About this task
Search the listing below for the word "badge" and copy each line where it appears.

Data to process
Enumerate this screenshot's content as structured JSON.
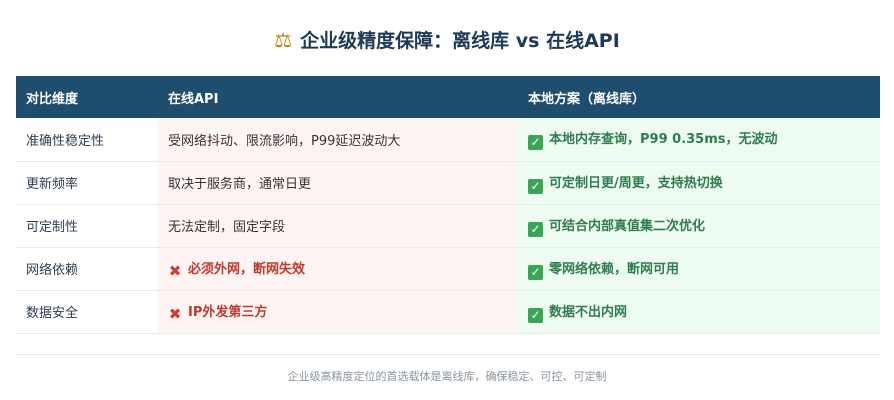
{
  "title": {
    "icon": "scale-balance-icon",
    "text": "企业级精度保障：离线库 vs 在线API"
  },
  "table": {
    "headers": [
      "对比维度",
      "在线API",
      "本地方案（离线库）"
    ],
    "rows": [
      {
        "dimension": "准确性稳定性",
        "api": "受网络抖动、限流影响，P99延迟波动大",
        "api_bad": false,
        "local": "本地内存查询，P99 0.35ms，无波动"
      },
      {
        "dimension": "更新频率",
        "api": "取决于服务商，通常日更",
        "api_bad": false,
        "local": "可定制日更/周更，支持热切换"
      },
      {
        "dimension": "可定制性",
        "api": "无法定制，固定字段",
        "api_bad": false,
        "local": "可结合内部真值集二次优化"
      },
      {
        "dimension": "网络依赖",
        "api": "必须外网，断网失效",
        "api_bad": true,
        "local": "零网络依赖，断网可用"
      },
      {
        "dimension": "数据安全",
        "api": "IP外发第三方",
        "api_bad": true,
        "local": "数据不出内网"
      }
    ]
  },
  "footnote": "企业级高精度定位的首选载体是离线库，确保稳定、可控、可定制",
  "colors": {
    "header_bg": "#1e4d6e",
    "title": "#1d3a57",
    "api_bg": "#fff4f4",
    "local_bg": "#eefbf1",
    "local_text": "#2e7d4f",
    "bad_text": "#c0392b",
    "check": "#3aa655",
    "cross": "#d63a2f"
  }
}
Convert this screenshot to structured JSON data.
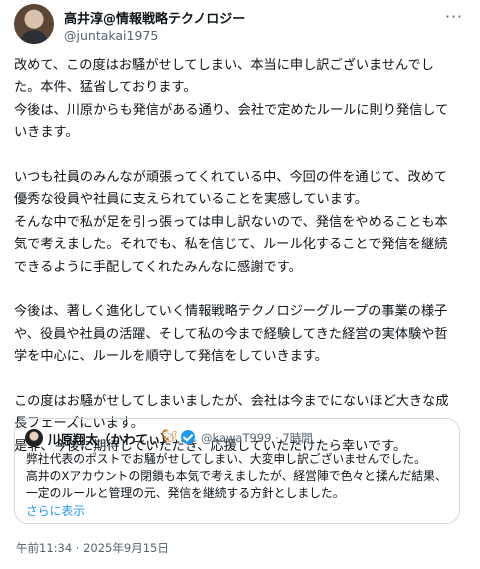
{
  "author": {
    "name": "高井淳@情報戦略テクノロジー",
    "handle": "@juntakai1975",
    "avatar_icon": "user-avatar-icon",
    "more_label": "···"
  },
  "body": {
    "paragraphs": [
      [
        "改めて、この度はお騒がせしてしまい、本当に申し訳ございませんでし",
        "た。本件、猛省しております。",
        " 今後は、川原からも発信がある通り、会社で定めたルールに則り発信して",
        "いきます。"
      ],
      [
        " いつも社員のみんなが頑張ってくれている中、今回の件を通じて、改めて",
        "優秀な役員や社員に支えられていることを実感しています。",
        " そんな中で私が足を引っ張っては申し訳ないので、発信をやめることも本",
        "気で考えました。それでも、私を信じて、ルール化することで発信を継続",
        "できるように手配してくれたみんなに感謝です。"
      ],
      [
        " 今後は、著しく進化していく情報戦略テクノロジーグループの事業の様子",
        "や、役員や社員の活躍、そして私の今まで経験してきた経営の実体験や哲",
        "学を中心に、ルールを順守して発信をしていきます。"
      ],
      [
        " この度はお騒がせしてしまいましたが、会社は今までにないほど大きな成",
        "長フェーズにいます。",
        " 是非、今後に期待していただき、応援していただけたら幸いです。"
      ]
    ]
  },
  "quote": {
    "name": "川原翔太（かわてぃ）",
    "emoji": "🐿",
    "verified_icon": "verified-badge-icon",
    "handle": "@kawaT999",
    "separator": "·",
    "time": "7時間",
    "lines": [
      "弊社代表のポストでお騒がせしてしまい、大変申し訳ございませんでした。",
      "高井のXアカウントの閉鎖も本気で考えましたが、経営陣で色々と揉んだ結果、",
      "一定のルールと管理の元、発信を継続する方針としました。"
    ],
    "show_more": "さらに表示"
  },
  "timestamp": "午前11:34 · 2025年9月15日",
  "colors": {
    "text": "#0f1419",
    "secondary": "#536471",
    "accent": "#1d9bf0",
    "border": "#cfd9de"
  }
}
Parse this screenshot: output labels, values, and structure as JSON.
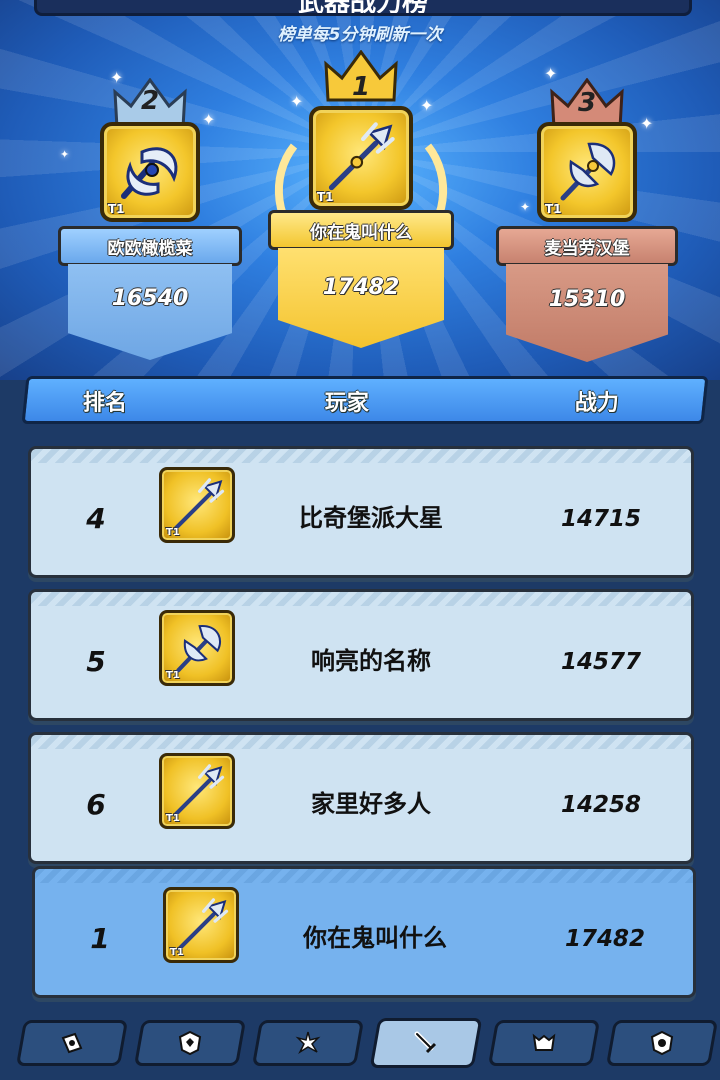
{
  "header": {
    "title": "武器战力榜",
    "subtitle": "榜单每5分钟刷新一次"
  },
  "podium": [
    {
      "rank": "2",
      "name": "欧欧橄榄菜",
      "power": "16540",
      "tier": "T1",
      "theme": "silver"
    },
    {
      "rank": "1",
      "name": "你在鬼叫什么",
      "power": "17482",
      "tier": "T1",
      "theme": "gold"
    },
    {
      "rank": "3",
      "name": "麦当劳汉堡",
      "power": "15310",
      "tier": "T1",
      "theme": "bronze"
    }
  ],
  "columns": {
    "rank": "排名",
    "player": "玩家",
    "power": "战力"
  },
  "rows": [
    {
      "rank": "4",
      "name": "比奇堡派大星",
      "power": "14715",
      "tier": "T1",
      "weapon_icon": "trident-icon"
    },
    {
      "rank": "5",
      "name": "响亮的名称",
      "power": "14577",
      "tier": "T1",
      "weapon_icon": "axe-icon"
    },
    {
      "rank": "6",
      "name": "家里好多人",
      "power": "14258",
      "tier": "T1",
      "weapon_icon": "trident-icon"
    }
  ],
  "my_row": {
    "rank": "1",
    "name": "你在鬼叫什么",
    "power": "17482",
    "tier": "T1",
    "weapon_icon": "trident-icon"
  },
  "tabs": [
    {
      "icon": "card-icon",
      "active": false
    },
    {
      "icon": "shield-badge-icon",
      "active": false
    },
    {
      "icon": "star-burst-icon",
      "active": false
    },
    {
      "icon": "sword-icon",
      "active": true
    },
    {
      "icon": "helmet-icon",
      "active": false
    },
    {
      "icon": "eye-badge-icon",
      "active": false
    }
  ],
  "colors": {
    "gold": "#f7c93a",
    "silver_plate": "#7fb6f0",
    "bronze_plate": "#cf8e7c",
    "row_bg": "#cfe3f2",
    "my_row_bg": "#76b2ee",
    "header_bg": "#3d88e8"
  }
}
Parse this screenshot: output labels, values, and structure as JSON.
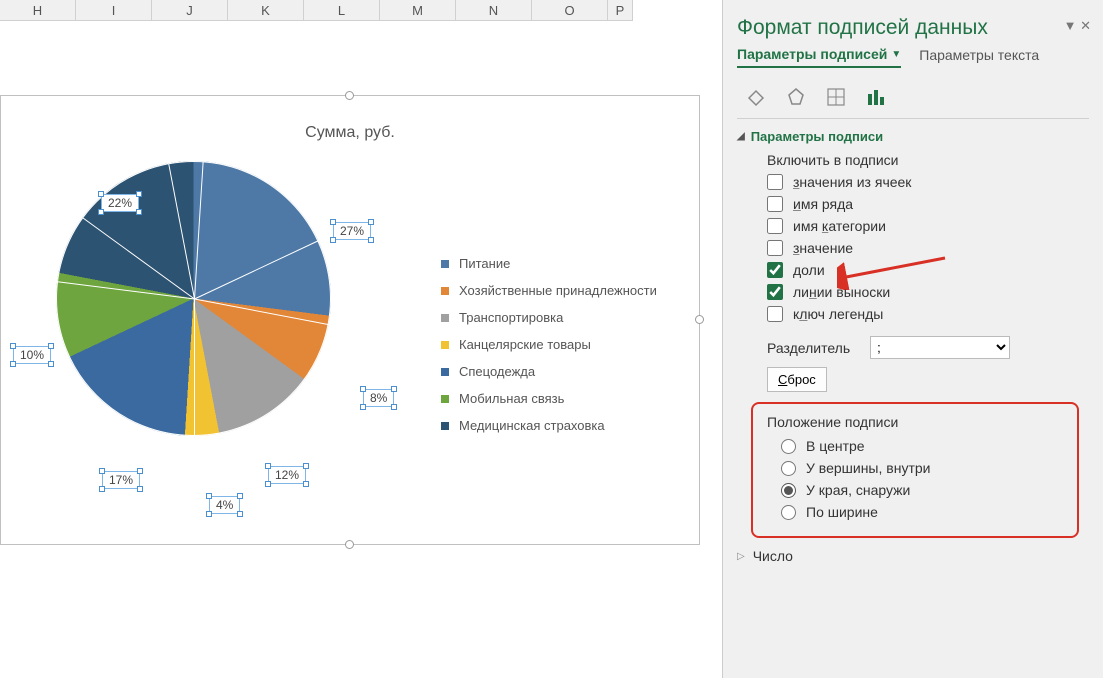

Response
    "verified_icon": "verified-badge-icon",
      "icon": "shield-badge-icon",
      "icon": "eye-badge-icon",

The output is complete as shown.